If you haven’t heard of the Ray Flash before, you’re missing out. It is an adapter that takes existing light from your hot shoe flash and puts it into a ring shape. The look is highly valued by fashion photographers and in photo booths. Today though, ExpoImaging is announcing the Ray Flash 2. Besides a reworked external design, it mostly seems like the same product. A couple of the changes are a new universal flash head mount (the previous one needed to be paired with specific flashes) and the fact that it comes in a long or short version. The short versions are designed for smaller cameras like Canon Rebels; but according to the compatibility list it doesn’t seem to jive too well with some mirrorless options. The long version on the other hand works with lots of higher end DSLRs and the OMD EM5.
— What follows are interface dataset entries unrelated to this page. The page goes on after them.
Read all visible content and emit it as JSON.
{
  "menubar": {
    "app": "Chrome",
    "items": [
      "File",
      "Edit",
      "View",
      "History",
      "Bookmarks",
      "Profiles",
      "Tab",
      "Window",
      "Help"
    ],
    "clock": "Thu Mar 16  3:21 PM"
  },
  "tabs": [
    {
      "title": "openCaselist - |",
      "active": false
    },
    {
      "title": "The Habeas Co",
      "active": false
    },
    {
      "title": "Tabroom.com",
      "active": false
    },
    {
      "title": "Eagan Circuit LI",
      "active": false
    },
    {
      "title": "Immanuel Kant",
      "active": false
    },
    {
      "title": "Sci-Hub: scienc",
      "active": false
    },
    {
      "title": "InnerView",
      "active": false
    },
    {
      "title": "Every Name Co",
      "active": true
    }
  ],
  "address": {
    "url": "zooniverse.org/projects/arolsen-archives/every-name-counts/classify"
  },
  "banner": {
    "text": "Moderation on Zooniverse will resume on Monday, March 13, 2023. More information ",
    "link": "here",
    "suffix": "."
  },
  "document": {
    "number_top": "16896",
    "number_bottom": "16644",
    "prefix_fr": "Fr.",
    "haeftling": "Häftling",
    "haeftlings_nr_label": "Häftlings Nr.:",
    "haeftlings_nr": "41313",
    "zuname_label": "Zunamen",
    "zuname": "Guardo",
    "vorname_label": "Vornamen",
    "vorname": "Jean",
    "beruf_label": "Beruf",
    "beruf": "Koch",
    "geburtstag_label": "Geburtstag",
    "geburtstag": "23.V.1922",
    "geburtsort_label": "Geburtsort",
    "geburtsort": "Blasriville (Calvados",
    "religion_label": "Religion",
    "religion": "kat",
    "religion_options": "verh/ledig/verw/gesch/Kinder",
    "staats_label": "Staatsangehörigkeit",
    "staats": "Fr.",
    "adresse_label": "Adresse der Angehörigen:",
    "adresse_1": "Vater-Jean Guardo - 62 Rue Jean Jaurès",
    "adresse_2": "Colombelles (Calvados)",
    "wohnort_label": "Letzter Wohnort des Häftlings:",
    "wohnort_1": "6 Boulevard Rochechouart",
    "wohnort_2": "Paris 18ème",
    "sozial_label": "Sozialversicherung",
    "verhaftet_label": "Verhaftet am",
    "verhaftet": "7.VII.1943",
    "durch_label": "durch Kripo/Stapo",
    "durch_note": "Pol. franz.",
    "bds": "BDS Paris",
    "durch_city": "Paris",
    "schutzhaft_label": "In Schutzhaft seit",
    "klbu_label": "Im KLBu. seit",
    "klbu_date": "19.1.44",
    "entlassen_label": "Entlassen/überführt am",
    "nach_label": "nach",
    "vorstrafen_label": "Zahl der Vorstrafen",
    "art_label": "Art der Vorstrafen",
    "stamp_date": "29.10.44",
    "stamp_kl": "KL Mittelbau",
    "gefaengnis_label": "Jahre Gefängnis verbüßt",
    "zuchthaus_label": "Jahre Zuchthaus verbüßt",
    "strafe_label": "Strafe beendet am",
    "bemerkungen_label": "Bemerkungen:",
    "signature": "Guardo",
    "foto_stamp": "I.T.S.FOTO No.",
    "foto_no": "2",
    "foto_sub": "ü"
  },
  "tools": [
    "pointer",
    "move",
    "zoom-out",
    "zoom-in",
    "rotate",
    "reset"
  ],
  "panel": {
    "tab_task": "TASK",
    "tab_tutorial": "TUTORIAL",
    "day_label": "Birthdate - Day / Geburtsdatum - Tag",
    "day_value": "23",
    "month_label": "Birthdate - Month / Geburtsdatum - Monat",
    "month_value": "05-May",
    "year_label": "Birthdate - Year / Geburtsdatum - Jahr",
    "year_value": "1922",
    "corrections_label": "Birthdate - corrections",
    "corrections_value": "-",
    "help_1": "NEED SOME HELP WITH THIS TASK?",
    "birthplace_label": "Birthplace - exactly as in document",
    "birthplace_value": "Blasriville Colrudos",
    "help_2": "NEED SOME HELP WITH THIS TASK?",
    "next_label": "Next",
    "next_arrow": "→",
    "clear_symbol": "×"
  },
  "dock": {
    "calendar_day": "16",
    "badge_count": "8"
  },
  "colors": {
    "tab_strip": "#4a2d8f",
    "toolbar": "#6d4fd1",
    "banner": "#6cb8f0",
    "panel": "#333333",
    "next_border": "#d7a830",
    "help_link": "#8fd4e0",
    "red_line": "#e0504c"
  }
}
The Ray Flash 2: Universal Ring Flash Adapter is now available in the U.S. through photo specialty resellers nationwide, or online at the ExpoImaging Store.  The Ray Flash 2 retails for $139.95.

We’re going to try to call in a review unit, but in the mean time you should check out our review of the original Ray Flash and our introduction to Ring Flash.